(24.40) The iStout-through-a-Tim-Tam-straw suggestion came from a chap on the Twitters by the name of Dave Ellis. I only know him (so far; Hello!) in his Twittering capacity, but he’s clearly some sort of genius. George has got his Tim Tam History somewhat askew; a Chit Chat is a kind of knock-off copycat of a Tim Tam — but they were, themselves, apparently stolen from / “inspired by” a Penguin biscuit.
(26.40) Adelaide beer blogger Aaron Caruana shares my Bletchley Park obsession — and, helpfully, went there recently and took lovely photos. Our brewing aspirations languished after a few dead batches. My moderate Canberra-based successes did not translate down to my Melbourne apartment, for some reason. Purple was definitely the Allied name for the Japanese machine, which actually carried the rather-marvellous name “System 97 Printing Machine for European Characters”. And Cryptonomicon remains my favourite novel, but does have a slightly memory-distorting effect (together with the Strong Beer), given its fictionalisations.
(36.00) The German one, the name of which I couldn’t bring to mind / pronounce is Schorschbräu Schorschbock, the last (57%) edition of which was called ‘Finis Coronat Opus’. And really — though this may just be the inevitable prejudice you’d get from an English-speaker — BrewDog won this game, I think. Schorschbräu’s packaging and everything was just so po-faced and serious while the Scots were clearly taking the piss and having a laugh and bowed out spectacularly with End of History. And while BrewDog did recently announce that they’d walk away from the theatrics a bit, the campaign around Ghost Deer is pretty damn funny, too.
(41.40) 8 Wired’s ‘Batch 18’ is fantastic, and still the as-far-as-I-can-tell strongest made here. Though there was some mention in The Pursuit of Hoppiness of him having plans to climb a few rungs higher on the boozeladder. But — I hasten to add, the day after publishing this and with great thanks to local good-beer-bar-frequenter David Wu — it turns out we forgot all about Green Man’s barleywine, ‘Enrico’s Cure’, which weighs in at 14.5%, and does actually crow about being “New Zealand’s strongest beer” (true for now), “probably the world’s strongest organic beer” (which seems likely) and “one of the strongest beers in the world” (which definitely isn’t true, except for insanely-generous definitions of “one of”).
(43.50) Ngahere Gold turns out to be 7.2%, and I know it may seem a little harsh of me to knock it and then go on to praise Epic ‘Larger’ — but I’ll either just wear the hypocrisy or argue that the latter just had enough fun and funny about it.
(46.00) I’m somewhat shocked that I was closer to the mark than movie-geek George, on this one.
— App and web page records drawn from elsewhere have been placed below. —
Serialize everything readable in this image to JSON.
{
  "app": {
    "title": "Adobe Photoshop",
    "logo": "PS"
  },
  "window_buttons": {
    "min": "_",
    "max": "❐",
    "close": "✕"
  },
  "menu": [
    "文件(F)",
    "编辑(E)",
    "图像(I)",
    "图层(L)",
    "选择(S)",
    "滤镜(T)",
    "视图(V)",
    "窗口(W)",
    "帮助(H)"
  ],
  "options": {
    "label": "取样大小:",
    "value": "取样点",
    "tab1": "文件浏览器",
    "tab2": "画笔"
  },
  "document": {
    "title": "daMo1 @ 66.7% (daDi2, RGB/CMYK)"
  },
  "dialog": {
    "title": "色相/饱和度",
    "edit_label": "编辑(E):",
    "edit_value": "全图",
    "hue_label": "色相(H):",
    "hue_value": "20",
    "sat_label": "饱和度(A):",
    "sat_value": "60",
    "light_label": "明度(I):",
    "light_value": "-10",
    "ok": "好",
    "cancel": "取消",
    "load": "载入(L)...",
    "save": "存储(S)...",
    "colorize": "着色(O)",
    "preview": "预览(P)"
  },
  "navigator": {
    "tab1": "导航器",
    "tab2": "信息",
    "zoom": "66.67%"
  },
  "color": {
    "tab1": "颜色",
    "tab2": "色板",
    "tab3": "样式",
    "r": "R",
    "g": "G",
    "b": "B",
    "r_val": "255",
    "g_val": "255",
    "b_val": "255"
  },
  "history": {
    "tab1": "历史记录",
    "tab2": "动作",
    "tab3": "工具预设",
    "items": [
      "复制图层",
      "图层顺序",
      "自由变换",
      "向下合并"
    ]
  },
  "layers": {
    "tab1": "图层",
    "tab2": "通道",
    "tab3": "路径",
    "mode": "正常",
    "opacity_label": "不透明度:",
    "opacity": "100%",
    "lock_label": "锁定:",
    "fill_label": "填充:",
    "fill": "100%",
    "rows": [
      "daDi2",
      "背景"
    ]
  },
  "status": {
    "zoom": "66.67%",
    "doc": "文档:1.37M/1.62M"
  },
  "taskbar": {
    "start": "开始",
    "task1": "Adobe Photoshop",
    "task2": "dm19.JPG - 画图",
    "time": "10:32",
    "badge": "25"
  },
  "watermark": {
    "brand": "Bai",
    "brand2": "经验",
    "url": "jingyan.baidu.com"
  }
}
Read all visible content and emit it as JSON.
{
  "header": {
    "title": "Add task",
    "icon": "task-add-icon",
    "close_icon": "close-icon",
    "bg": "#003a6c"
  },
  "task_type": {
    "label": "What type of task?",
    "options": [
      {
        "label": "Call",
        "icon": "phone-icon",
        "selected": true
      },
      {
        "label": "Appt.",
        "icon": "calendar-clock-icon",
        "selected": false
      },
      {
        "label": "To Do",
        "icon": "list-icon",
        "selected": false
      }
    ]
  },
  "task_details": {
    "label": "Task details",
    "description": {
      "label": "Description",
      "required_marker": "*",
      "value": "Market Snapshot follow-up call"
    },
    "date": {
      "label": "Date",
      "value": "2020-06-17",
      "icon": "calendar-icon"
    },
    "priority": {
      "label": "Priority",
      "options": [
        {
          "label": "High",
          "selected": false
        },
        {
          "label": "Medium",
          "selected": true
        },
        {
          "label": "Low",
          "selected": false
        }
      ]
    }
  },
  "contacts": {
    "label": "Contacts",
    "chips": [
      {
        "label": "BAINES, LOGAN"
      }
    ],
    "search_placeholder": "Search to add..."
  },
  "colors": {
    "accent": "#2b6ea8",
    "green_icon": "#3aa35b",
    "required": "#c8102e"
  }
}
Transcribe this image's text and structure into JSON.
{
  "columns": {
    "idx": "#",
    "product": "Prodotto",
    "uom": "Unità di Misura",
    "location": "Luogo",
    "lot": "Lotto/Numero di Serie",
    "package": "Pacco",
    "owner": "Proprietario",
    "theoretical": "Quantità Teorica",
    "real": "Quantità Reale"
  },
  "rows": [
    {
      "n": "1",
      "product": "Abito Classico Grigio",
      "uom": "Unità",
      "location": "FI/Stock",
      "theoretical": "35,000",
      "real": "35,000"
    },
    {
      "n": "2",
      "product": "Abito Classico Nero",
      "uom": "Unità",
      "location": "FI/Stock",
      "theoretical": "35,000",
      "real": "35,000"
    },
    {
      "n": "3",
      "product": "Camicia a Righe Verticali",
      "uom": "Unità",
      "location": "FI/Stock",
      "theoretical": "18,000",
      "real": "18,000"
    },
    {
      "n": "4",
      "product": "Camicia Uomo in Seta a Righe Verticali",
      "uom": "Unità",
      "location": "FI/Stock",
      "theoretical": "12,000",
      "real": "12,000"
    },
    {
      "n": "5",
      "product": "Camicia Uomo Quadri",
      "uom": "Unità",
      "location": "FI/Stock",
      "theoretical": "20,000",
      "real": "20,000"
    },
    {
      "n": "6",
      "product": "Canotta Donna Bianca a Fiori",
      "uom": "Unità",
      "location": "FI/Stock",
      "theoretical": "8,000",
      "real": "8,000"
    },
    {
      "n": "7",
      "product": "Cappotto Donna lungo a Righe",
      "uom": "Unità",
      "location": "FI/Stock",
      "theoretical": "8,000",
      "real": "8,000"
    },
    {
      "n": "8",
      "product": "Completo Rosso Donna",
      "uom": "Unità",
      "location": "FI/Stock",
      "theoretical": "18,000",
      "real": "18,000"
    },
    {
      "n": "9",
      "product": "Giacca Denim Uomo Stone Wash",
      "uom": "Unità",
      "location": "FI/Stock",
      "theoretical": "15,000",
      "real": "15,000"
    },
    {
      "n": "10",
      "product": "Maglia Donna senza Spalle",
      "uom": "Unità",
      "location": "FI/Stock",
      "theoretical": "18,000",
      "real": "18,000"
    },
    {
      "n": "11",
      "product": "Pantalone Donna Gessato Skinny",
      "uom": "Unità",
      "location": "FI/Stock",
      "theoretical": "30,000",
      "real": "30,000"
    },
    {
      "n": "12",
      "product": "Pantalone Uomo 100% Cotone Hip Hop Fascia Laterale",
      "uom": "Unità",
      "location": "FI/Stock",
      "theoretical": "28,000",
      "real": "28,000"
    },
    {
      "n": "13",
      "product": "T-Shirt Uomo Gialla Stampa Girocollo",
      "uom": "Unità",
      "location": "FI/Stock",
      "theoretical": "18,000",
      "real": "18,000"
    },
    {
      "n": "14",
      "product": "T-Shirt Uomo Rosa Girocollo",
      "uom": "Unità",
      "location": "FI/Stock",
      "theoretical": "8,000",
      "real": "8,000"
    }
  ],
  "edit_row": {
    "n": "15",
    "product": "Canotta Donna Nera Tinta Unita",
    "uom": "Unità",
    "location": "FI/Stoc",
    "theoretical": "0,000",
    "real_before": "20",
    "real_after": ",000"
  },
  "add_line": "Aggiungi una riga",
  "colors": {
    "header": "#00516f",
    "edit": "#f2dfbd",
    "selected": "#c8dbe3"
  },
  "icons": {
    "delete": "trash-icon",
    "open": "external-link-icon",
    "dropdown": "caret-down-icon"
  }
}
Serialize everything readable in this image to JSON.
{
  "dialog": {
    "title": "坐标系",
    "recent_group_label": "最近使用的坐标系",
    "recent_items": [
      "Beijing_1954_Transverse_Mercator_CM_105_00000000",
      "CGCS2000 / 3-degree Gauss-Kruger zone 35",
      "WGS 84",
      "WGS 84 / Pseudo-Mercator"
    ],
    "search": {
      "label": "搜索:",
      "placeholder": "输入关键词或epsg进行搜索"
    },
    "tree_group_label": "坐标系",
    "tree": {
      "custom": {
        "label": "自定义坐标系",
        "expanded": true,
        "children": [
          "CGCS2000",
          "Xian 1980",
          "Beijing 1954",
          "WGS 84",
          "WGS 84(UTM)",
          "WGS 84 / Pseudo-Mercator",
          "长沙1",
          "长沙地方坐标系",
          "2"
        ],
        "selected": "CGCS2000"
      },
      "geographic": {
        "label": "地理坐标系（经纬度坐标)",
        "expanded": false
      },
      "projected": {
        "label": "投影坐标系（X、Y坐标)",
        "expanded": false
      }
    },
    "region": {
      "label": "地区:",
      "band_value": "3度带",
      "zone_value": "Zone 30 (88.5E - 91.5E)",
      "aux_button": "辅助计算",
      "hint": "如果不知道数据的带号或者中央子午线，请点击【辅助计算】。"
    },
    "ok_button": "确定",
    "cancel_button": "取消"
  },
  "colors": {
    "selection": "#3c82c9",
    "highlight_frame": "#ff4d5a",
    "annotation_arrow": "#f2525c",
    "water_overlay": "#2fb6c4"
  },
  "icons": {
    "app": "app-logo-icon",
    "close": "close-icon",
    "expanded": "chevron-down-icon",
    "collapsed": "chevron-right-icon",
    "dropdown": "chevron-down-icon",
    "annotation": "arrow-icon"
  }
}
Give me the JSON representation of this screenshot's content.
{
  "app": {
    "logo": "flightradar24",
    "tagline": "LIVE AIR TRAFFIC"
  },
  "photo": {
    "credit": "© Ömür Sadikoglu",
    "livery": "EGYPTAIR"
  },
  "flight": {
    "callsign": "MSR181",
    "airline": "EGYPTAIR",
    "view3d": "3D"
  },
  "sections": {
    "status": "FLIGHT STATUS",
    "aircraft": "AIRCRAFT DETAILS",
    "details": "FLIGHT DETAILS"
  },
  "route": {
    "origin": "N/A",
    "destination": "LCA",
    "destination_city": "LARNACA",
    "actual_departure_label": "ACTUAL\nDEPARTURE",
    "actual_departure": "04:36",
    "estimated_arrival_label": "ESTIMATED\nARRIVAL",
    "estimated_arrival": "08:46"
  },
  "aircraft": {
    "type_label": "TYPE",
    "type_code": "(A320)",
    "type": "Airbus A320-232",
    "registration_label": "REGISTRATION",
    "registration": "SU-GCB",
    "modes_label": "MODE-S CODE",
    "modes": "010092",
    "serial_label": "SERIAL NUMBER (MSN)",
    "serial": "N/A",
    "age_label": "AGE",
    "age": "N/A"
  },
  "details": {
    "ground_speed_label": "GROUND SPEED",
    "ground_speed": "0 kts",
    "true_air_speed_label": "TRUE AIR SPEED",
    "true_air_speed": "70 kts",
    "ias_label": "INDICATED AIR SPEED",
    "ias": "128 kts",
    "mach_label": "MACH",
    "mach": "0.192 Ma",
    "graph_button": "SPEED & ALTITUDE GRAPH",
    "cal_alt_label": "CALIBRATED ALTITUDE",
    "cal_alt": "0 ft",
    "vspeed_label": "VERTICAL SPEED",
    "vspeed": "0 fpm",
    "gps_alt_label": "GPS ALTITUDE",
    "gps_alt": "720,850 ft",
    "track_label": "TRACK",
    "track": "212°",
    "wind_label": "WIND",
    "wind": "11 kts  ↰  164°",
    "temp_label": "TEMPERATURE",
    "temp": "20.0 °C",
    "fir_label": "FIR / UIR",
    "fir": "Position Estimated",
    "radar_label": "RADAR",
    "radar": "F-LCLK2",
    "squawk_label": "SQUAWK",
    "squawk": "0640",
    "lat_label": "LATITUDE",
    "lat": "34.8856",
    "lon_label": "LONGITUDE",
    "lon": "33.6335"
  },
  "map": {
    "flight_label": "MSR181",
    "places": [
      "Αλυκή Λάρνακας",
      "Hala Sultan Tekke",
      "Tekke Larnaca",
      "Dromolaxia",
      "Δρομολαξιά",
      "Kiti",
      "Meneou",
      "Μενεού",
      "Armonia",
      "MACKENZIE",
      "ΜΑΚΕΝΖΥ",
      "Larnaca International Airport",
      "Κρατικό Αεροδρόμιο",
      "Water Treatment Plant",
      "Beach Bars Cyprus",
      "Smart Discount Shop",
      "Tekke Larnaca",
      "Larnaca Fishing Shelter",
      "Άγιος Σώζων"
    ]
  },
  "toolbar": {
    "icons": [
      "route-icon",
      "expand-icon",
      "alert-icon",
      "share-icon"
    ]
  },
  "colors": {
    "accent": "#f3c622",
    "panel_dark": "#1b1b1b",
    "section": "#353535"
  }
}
Bruce Wayne doesn’t buy the restaurant; he buys the hotel.
(46.30) Midstrength News & Recommendation: Cassels & Sons ‘Beer’. Alice Galletly did a great little write-up with it on her blog — which, itself, counts as an additional recommendation if you’re not reading her already. And then there’s Epic’s ‘LARGER’, which has now been and gone from our taps but is now skulking around in bottles. Not seeing the pun turned out to be a hilarious Elephant trap, into which even Wellington’s daily newspaper happily blundered. Kelly Ryan’s typically-informative blog post on the making-of confirms my Southern Holiday Beer theory, too, and would’ve been worth a read even if he’d proven me wrong.
(52.20) I still haven’t had my Renaissance ‘Tribute’. It’s here beside me on my desk. And I haven’t figured out quite-why the name, either. So that’ll be my homework.